2. Heian Shodan (平安初段) Means ~ Peaceful begining level Introduced by ~ Yasutsune Itosu
3. Heian Nidan (平安二段) Means ~ Peaceful second level Introduced by ~ Yasutsune Itosu
4. Heian Sandan (平安三段) Means ~ Peaceful third level Introduced by ~ Yasutsune Itosu
5. Heian Yondan (平安四段) Means ~ Peaceful fourth level Introduced by ~ Yasutsune Itosu
6. Heian Godan (平安五段) Means ~ Peaceful fifth level Introduced by ~ Yasutsune Itosu
7. Tekki Shodan (鉄騎初段) Means ~ Iron Horse first level Introduced by ~ Yasutsune Itosu
8. Bassai Dai (披塞大) Means ~ To penetrate a fortress (dai=major) Introduced by ~ Peichin.
9. Kanku Dai (観空大) Means ~ To view the sky (dai=major) Introduced by ~ Kung Hsiang Chun
10. Enpi (燕飛) Means ~ Flying swallow Introduced by ~ Wang Ji
11. Hangetsu (半月) Means ~ Half Moon Introduced by ~ Bushi Matsumura
12. Jion (慈恩) Means ~ Thought to be named after the Chinese temple Jion-ji. kata and comes from Tomari te
13. Sochin (壯鎭) Means ~ Preserve Peace Introduced by ~Yoshitika Funakoshi
14. Meikyo (明鏡) Means ~ Mirror of the soul and comes from ~Tomari-te
15. Ji’in (慈陰) Means ~ Named after the saint and comes from Tomari te
16. Gojushiho Dai (五十四歩大) Means ~ 54 steps Introduced by ~Yasutsune Itosu
17. Jitte (十手)Means ~ Ten hands and comes from Tomari te
18. Gankaku (岩鶴) Means ~ Crane on a rock Introduced by ~ Bushi Matsumura
19. Tekki Nidan (鉄騎二段) Means ~ Iron Horse second level Introduced by ~ Yasutsune Itosu
20. Tekki Sandan (鉄騎三段) Means ~ Iron Horse third level Introduced by ~ Yasutsune Itosu
21. Chinte (珍手) Means ~ Incredible hands Introduced by ~ Yasutsune Itosu?
22. Bassai Sho (披塞小) Means ~ To penetrate a fortress (sho=minor) Introduced by ~ Yasutsune Itosu
23. Kanku Sho (観空小) Means ~ To view the sky (sho=minor) Introduced by ~ Yasutsune Itosu
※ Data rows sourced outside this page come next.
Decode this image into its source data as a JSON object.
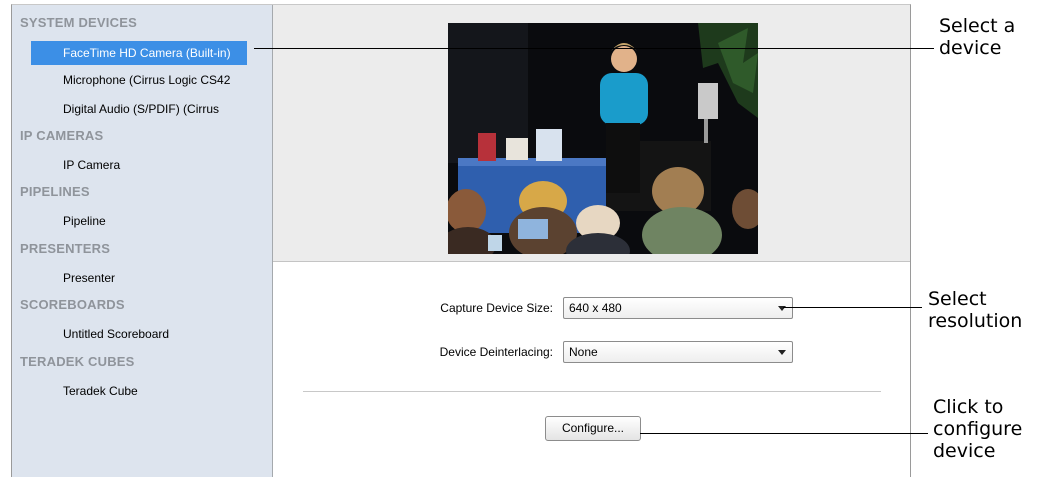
{
  "sidebar": {
    "groups": [
      {
        "title": "SYSTEM DEVICES",
        "items": [
          {
            "label": "FaceTime HD Camera (Built-in)",
            "selected": true
          },
          {
            "label": "Microphone (Cirrus Logic CS42"
          },
          {
            "label": "Digital Audio (S/PDIF) (Cirrus"
          }
        ]
      },
      {
        "title": "IP CAMERAS",
        "items": [
          {
            "label": "IP Camera"
          }
        ]
      },
      {
        "title": "PIPELINES",
        "items": [
          {
            "label": "Pipeline"
          }
        ]
      },
      {
        "title": "PRESENTERS",
        "items": [
          {
            "label": "Presenter"
          }
        ]
      },
      {
        "title": "SCOREBOARDS",
        "items": [
          {
            "label": "Untitled Scoreboard"
          }
        ]
      },
      {
        "title": "TERADEK CUBES",
        "items": [
          {
            "label": "Teradek Cube"
          }
        ]
      }
    ]
  },
  "settings": {
    "capture_size": {
      "label": "Capture Device Size:",
      "value": "640 x 480"
    },
    "deinterlacing": {
      "label": "Device Deinterlacing:",
      "value": "None"
    },
    "configure_label": "Configure..."
  },
  "callouts": {
    "select_device": [
      "Select a",
      "device"
    ],
    "select_resolution": [
      "Select",
      "resolution"
    ],
    "configure_device": [
      "Click to",
      "configure",
      "device"
    ]
  },
  "colors": {
    "selection": "#3c8fe6",
    "sidebar_bg": "#dde4ee",
    "group_header": "#8f949b"
  }
}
24. Nijushiho (二十四步) Means ~ 24 steps Introduced by ~ Seisho Aragaki
25. Unsu (雲手) Means ~ Cloud  hands Introduced by ~ Seisho Aragaki
26. Wankan (王冠) Means ~ Kings Crown Introduced by ~ Gigo Funakoshi
27. Gojushiho Sho (五十四歩小) Means ~ 54 steps Introduced by ~ Yasutsune Itosu

Suparinpei – “108 Hands”

Suparinpei is the most advanced Kata in Goju-Ryu and contains the greatest number of techniques.  It is translated as the number “108.” 108 is suggested to have origins in Buddhism and can represent the “108 sins of man”. On the Chinese New Year, temple bells are rung 108 times to “drive away the evils of man.”  In japanese we call this kata Hyakuhachiho.